Winning Olympic bronze in Rio allowed Ines Boubakri to realise she no longer had to prove herself to anyone.
The Tunisian had had a lifetime of doing that. But in that moment, dropping her mask to the floor and her foil to her side as she became the first African and Arab woman to win a medal in fencing, she knew every hurdle had been worth overcoming.
"You remember all that you sacrificed, how it was hard, because in fencing, we don't have this tradition," she said.
"When I started to be one of the best in the world, people were like 'oh, she's from Tunisia, how can she be one of the best ranked in the world?'.
"When I got this medal, I said 'I don't have to prove anything'. I deserved this medal."
Boubakri is from a fencing family - her mother, Henda Zaouali, competed at the 1996 Olympics in Atlanta, while her husband, Erwann Le Pechoux, is a French Olympian. Zaouali couldn't be in Rio to watch her daughter take her place on the podium but Boubakri said she was happy because her mum "wanted that medal".
It hadn't been an easy win, though. Boubakri had battled back and knee pain in the foil bronze medal match, and was forced to fight back from a hefty deficit to defeat Russian Aida Shanayeva.
The now 32-year-old was given a "president's welcome" upon her return home to Tunisia, where she found she had a new following; followers who had realised, through Boubakri's success, that their futures could be limitless.
"It's a responsibility because there are a lot of young girls following me," Boubakri told the BBC World Service podcast On the Podium.
"I have some pressure and some responsibility because I want to show them how to get this medal, not just in sport or in other careers, to show that she can do it.
"It's not because we are Arab or from Africa that we can't, just believe in yourself, be confident and don't let people judge you. Just do what you want and believe in yourself."
Boubakri says the world changed how it viewed her. Now, she wants to help other women from similar backgrounds achieve their true potential.
"For me, it's very important that we have equality between women and men," she said.
"Unfortunately, in the Arab world, they still compare women and men, 'she cannot do this because she is a woman'.
"I want to prove that you cannot compare. Sometimes men cannot do some things that women can do. I want to stop this inequality."
She added: "I've heard a lot of girls say they don't want to do sport, or have muscles like men. When I hear this, I am shocked. I have been fencing now for more than 20 years and it's helped my body to keep fit.
"You can do whatever sport you like and you are not obliged to be at the highest level. Try lots of things and you will see what your body can do."
Tokyo will be Boubakri's fourth Olympics, and could be her last, but regardless of what happens in Japan this summer she already has her future mapped out.
Having moved to France with the support of her family at 18-years-old for better fencing opportunities, Boubakri now wants to bring those opportunities back to the next generation of the sport who need them.

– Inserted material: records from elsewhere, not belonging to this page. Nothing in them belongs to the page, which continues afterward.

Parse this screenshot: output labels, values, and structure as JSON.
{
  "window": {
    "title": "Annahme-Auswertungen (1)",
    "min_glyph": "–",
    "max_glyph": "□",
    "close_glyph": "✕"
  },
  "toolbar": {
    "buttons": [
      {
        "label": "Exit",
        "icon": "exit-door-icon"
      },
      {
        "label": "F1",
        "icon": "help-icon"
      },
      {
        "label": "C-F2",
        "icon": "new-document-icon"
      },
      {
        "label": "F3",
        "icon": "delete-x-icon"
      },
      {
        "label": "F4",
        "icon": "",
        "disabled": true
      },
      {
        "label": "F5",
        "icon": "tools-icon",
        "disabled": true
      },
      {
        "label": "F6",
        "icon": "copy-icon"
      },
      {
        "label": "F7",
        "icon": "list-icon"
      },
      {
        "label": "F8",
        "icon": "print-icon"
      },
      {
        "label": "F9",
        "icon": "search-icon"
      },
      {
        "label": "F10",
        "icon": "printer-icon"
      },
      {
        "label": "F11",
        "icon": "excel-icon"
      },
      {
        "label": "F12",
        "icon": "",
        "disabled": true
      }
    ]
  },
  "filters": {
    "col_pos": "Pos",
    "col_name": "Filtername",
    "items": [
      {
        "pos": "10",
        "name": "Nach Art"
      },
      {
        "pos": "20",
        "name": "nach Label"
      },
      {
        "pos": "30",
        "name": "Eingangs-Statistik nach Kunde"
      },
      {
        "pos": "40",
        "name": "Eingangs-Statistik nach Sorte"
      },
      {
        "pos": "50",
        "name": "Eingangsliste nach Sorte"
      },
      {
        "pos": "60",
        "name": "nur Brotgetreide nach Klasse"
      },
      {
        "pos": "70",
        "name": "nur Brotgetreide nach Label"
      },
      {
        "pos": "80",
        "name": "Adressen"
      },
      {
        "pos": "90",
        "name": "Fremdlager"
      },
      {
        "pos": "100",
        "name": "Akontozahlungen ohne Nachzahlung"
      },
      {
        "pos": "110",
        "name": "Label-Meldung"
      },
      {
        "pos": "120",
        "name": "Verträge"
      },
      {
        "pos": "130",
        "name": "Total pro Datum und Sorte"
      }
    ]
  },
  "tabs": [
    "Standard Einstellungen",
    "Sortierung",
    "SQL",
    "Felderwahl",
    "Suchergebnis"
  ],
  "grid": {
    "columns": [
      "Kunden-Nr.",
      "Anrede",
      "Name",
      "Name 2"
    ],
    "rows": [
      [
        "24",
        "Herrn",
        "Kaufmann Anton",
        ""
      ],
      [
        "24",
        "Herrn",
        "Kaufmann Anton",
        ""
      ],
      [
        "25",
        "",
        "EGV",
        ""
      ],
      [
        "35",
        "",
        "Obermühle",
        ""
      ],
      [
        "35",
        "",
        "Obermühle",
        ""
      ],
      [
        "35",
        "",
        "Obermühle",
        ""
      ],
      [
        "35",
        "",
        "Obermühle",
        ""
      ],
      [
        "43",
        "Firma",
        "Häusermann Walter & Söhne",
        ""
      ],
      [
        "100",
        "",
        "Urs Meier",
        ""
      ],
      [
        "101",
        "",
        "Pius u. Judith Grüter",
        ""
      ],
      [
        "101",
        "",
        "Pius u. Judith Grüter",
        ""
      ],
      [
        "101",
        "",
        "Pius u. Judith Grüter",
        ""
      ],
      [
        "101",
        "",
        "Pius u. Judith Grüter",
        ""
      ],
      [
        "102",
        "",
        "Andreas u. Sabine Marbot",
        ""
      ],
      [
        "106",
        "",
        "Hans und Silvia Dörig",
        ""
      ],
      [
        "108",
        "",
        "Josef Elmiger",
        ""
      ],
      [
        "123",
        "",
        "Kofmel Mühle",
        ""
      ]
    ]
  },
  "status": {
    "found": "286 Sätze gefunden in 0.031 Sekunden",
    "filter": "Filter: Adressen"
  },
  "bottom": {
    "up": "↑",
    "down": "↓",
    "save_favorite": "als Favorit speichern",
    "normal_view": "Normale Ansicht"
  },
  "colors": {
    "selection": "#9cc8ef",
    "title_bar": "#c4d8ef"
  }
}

"I don't know when I will stop my career, sometimes I say it will be my last Olympics in Tokyo, sometimes I say why not [carry on]?," she said.
"I have a Masters in sport psychology and I can be a PE teacher, so after my career, I dream about making an international academy.
"I'm thinking of people like me, people who don't have a big structure, big clubs, a lot of fencers to practice [with].
"So my plan, and I hope it can work, is to build an international academy for all the people who don't have big federations, they can join our academy and I can share with them how to improve in fencing, my experiences and go with them to competitions, to be their coach."